A few brief notes on the companies: Coppeneur is German and makes not only filled bars but also single-origin chocolate, flavored bars, confections, a few organic (bio) items, and so on—and if you'd like to order from Coppeneur, this Canadian importer claims to be able to hook you up. What I saw in-store was maybe a dozen of the 30 filled Praliné bars, which all come in neat flavors like Blue Poppy Seed and Wasabi & Algae, and I figured Black Beer was interesting and a fun memento of Germany. zotter is Austrian and entirely organic and fair trade. The aesthetic is goofy and fun and the offerings are even more varied than Coppeneur's, not only bars and confections but also ganache in syringes, pink and lilac “gay and lesbian chocolate,” and chocolate liqueurs. Again I saw only, say, 15 of what is a much larger product line of “hand scooped” layered and coated bars. The fillings range from Pink Grapefruit to Port Wine, Celeriac, and Truffles, and with relatively few choices I went with Almond with Grappa Raisin. Looking at Coppeneur's and zotter's websites now, I'd love to try more from both companies.
Coppeneur Black Beer “Black Abbot”
75g (2.64oz) bar
Ingredients: Cocoa mass, sugar, cocoa butter, beer brandy, black beer “Schwarzer Abt” (water, barley malt, yeast, hops, invert sugar syrup), dextrose, butter, glucose syrup, cream, whole milk powder, natural flavoring, soy lecithin, vanilla.
The thing about ganaches/truffles, in bar form or not, is that the fat in the cream and/or cocoa butter mutes flavors; in my experience, the filling is usually super-rich and otherwise relatively subtle. I like big old punches of flavor in my chocolate (perhaps due to my American/Hawaiian palate), and I'm still learning to appreciate nuance.
That's what's going on here: mild dark (70%) chocolate encasing a subtly complex, stiff, fatty center, and I'm having trouble picking out the flavors. Coppeneur lists the tasting notes of its bars at the bottom of the label; here you can see this bar categorized as “spicy” and “sharp” (the site I use translates würzig “full-flavored” as well as “spicy”), but I'm not sure I'm able to taste these.

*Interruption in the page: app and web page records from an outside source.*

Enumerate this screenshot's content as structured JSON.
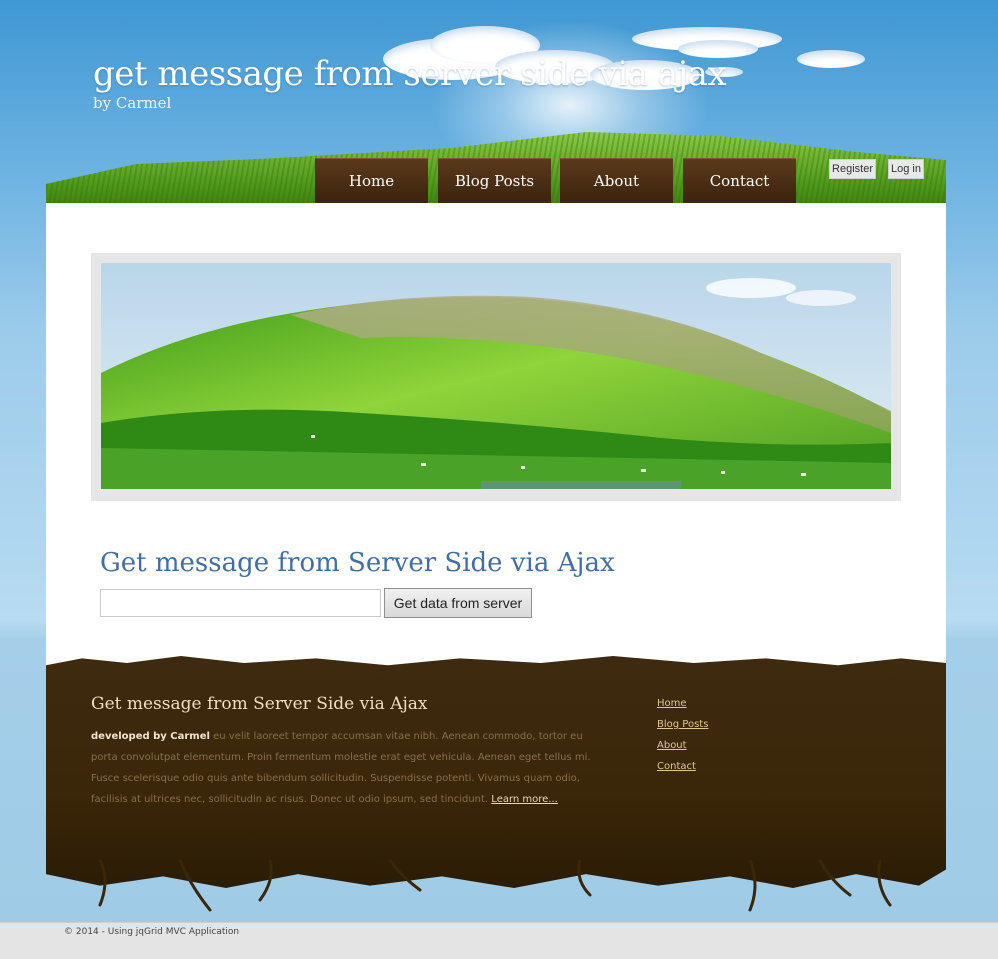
{
  "header": {
    "title": "get message from server side via ajax",
    "subtitle": "by Carmel"
  },
  "nav": {
    "items": [
      {
        "label": "Home"
      },
      {
        "label": "Blog Posts"
      },
      {
        "label": "About"
      },
      {
        "label": "Contact"
      }
    ]
  },
  "account": {
    "register_label": "Register",
    "login_label": "Log in"
  },
  "main": {
    "heading": "Get message from Server Side via Ajax",
    "input_value": "",
    "button_label": "Get data from server"
  },
  "footer": {
    "title": "Get message from Server Side via Ajax",
    "developed_by": "developed by Carmel",
    "body_text": " eu velit laoreet tempor accumsan vitae nibh. Aenean commodo, tortor eu porta convolutpat elementum. Proin fermentum molestie erat eget vehicula. Aenean eget tellus mi. Fusce scelerisque odio quis ante bibendum sollicitudin. Suspendisse potenti. Vivamus quam odio, facilisis at ultrices nec, sollicitudin ac risus. Donec ut odio ipsum, sed tincidunt. ",
    "more_label": "Learn more...",
    "links": [
      {
        "label": "Home"
      },
      {
        "label": "Blog Posts"
      },
      {
        "label": "About"
      },
      {
        "label": "Contact"
      }
    ]
  },
  "copyright": "© 2014 - Using jqGrid MVC Application",
  "colors": {
    "sky": "#3f97d3",
    "nav_brown": "#4a2e14",
    "heading_blue": "#3f6fa6",
    "footer_brown": "#3a2608"
  }
}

Just think of them as complex and subtle.
What can we learn about beer-flavored chocolate from it? Well, maybe I'm imposing based on the name, but I'd venture that while this isn't at all bitter or alcoholic, it is sort of malty, like the flavors you get in beer after you get past the bitterness, and that's kind of fun.
zotter Almond with Grappa Raisins
Ingredients: Organic fair trade raw cane sugar, oft. cocoa mass, o. almonds, oft. cocoa butter, o. raisins, o. whole milk powder, o. butter, o. Grappa, oft. whole cane sugar, o. sweet whey powder, salt, o. ginger powder, o. vanilla, o. soy lecithin.
This bar has more prominent flavor than the above, not to mention some variation in texture. With the outside's sharp corners I half expected it to contain wafers or something, but it's all truffle, only not smooth truffle: The ganache is blended with ground almonds, with an occasional tiny raisin resting along the bottom. The flavor is creamy, nutty, sweet, and a little salty, with the grappa-soaked raisins making things interesting. Everything in between is fatty richness, but with all those tiny nut pieces and moist raisins and that pinch of salt, it's not like eating a piece of butter. As for the grappa, I pulled out a piece of raisin alone and tried it, and I think it gave me a little more than the usual caramel-fruit flavor, but it was hard to tell.
What can we learn about inclusions from this bar? Fruits and nuts can be intriguing, in both texture and flavor! The ground almonds, raisins “layered” at the bottom, the addition of salt that just barely reminded me of a Reese's peanut butter cup—they all made this a pretty neat bar, and I'd like to try more from zotter.